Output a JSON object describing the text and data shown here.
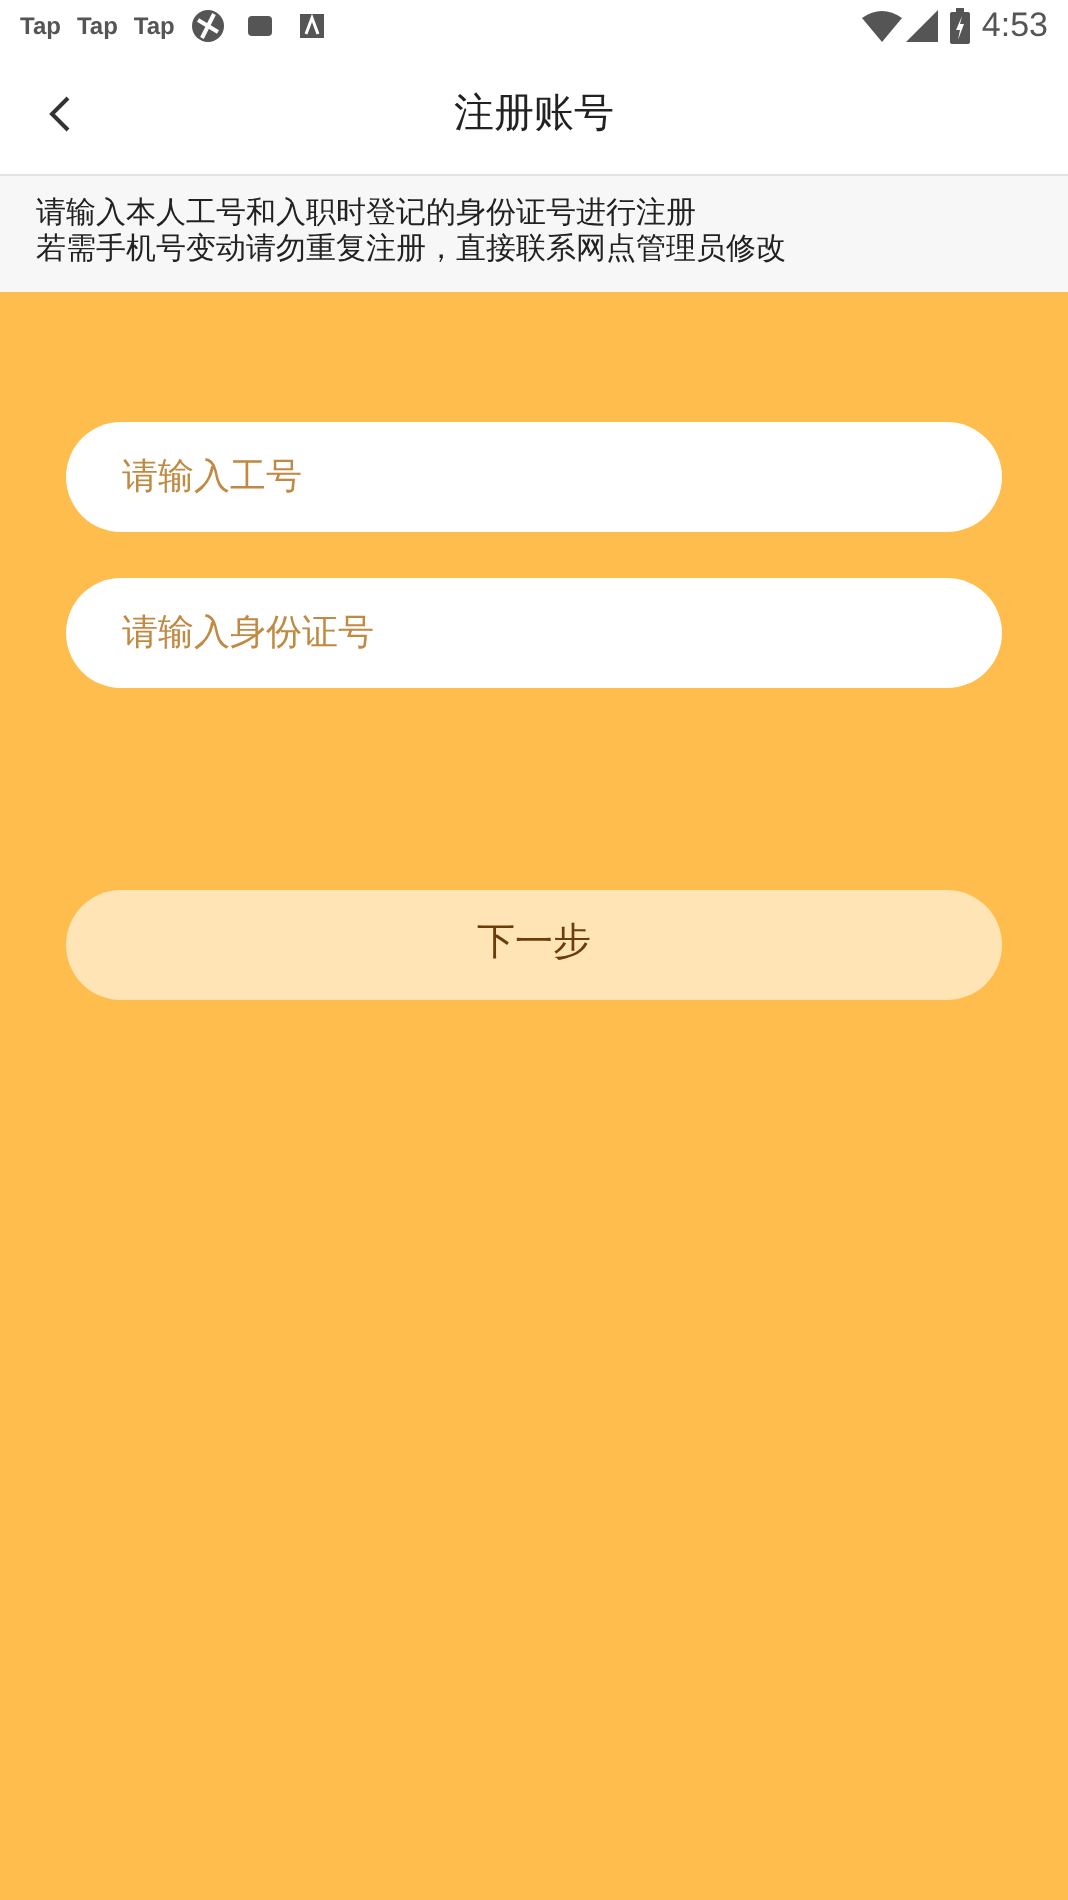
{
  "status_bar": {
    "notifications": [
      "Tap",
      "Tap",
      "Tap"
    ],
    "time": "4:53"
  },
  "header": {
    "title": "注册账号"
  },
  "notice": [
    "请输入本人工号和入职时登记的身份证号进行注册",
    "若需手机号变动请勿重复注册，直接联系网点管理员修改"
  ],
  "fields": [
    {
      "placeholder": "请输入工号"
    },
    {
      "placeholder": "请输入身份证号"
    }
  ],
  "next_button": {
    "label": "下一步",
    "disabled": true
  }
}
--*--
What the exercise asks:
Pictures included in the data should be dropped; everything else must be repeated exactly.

Worked solution:
Output a JSON object describing the text and data shown here.
{
  "status_bar": {
    "notifications": [
      "Tap",
      "Tap",
      "Tap"
    ],
    "time": "4:53"
  },
  "header": {
    "title": "注册账号"
  },
  "notice": [
    "请输入本人工号和入职时登记的身份证号进行注册",
    "若需手机号变动请勿重复注册，直接联系网点管理员修改"
  ],
  "fields": [
    {
      "placeholder": "请输入工号"
    },
    {
      "placeholder": "请输入身份证号"
    }
  ],
  "next_button": {
    "label": "下一步",
    "disabled": true
  }
}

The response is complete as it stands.